_The problem_
For the entries below, count the lines that contain the word "text" and reply with that number only.

_Records supplied_
-----

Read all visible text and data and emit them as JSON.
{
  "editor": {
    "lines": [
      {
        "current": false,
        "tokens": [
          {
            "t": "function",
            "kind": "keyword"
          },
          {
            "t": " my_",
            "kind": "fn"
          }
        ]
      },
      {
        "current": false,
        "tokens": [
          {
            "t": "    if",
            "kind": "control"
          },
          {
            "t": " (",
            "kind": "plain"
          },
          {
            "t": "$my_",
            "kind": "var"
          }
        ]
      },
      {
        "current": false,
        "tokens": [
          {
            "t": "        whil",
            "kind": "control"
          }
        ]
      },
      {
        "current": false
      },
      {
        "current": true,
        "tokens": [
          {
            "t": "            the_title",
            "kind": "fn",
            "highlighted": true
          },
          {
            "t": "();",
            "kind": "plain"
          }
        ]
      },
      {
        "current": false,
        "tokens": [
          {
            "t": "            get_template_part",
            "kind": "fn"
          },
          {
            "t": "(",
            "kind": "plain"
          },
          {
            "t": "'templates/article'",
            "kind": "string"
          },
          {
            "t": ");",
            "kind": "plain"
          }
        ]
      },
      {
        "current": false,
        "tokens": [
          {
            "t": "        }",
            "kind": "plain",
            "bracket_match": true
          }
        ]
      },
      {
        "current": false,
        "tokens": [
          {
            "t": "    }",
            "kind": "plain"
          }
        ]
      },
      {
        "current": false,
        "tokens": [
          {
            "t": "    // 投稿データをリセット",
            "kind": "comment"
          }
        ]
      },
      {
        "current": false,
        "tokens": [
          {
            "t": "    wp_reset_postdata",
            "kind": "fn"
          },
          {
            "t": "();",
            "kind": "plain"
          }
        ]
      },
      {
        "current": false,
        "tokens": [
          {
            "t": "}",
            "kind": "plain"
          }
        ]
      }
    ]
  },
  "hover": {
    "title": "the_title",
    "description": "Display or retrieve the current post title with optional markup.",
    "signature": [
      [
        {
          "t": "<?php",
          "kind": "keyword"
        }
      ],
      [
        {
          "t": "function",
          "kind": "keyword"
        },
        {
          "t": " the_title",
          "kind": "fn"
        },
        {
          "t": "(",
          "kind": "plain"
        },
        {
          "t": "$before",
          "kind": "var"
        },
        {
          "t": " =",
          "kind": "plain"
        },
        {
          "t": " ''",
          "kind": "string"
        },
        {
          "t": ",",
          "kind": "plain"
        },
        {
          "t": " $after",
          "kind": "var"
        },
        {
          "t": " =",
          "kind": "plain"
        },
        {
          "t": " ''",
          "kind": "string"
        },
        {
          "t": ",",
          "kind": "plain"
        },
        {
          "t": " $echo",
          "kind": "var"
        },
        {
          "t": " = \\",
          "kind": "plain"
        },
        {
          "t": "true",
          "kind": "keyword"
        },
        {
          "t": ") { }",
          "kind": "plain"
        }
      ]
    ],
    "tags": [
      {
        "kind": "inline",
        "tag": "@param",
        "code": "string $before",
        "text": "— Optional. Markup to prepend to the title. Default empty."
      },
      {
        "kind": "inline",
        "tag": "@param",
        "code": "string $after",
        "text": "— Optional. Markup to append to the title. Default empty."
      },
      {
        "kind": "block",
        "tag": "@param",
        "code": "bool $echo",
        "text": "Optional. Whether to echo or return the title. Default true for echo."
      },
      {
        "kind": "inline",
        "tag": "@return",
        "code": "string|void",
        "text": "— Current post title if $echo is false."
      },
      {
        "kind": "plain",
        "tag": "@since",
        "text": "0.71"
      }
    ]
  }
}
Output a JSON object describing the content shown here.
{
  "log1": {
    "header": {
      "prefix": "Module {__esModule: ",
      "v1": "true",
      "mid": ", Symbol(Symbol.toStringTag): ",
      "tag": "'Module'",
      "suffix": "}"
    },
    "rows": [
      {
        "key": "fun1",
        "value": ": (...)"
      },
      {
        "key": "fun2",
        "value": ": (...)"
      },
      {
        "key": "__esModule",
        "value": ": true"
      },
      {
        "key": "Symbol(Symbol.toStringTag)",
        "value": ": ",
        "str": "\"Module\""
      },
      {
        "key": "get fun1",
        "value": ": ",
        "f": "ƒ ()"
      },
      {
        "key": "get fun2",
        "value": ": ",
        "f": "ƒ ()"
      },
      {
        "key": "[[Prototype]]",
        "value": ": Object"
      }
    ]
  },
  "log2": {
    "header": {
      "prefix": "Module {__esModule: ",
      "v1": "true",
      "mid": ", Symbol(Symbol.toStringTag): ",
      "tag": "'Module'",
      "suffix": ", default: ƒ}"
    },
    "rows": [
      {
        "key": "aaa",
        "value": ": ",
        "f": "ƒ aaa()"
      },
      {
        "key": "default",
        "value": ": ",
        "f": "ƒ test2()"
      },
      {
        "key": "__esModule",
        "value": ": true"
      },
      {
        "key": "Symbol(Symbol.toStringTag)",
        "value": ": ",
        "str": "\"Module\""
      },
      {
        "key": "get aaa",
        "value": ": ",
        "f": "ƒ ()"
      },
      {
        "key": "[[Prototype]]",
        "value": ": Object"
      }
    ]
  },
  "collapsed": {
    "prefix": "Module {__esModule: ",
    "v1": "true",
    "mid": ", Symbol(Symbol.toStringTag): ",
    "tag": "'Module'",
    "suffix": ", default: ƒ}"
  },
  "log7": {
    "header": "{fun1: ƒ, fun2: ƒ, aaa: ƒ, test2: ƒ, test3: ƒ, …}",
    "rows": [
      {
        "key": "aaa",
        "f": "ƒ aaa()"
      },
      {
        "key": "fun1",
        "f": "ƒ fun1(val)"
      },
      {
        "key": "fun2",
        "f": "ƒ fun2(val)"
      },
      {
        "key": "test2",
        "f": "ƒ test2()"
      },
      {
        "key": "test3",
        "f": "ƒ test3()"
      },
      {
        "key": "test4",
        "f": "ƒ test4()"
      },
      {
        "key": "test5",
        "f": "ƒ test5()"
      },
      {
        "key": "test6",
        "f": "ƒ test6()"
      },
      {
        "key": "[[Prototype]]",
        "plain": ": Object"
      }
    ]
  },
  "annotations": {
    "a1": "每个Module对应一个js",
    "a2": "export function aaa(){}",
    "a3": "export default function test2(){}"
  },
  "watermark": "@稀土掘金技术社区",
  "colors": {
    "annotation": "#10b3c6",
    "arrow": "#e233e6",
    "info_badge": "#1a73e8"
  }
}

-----

_Expected output_
6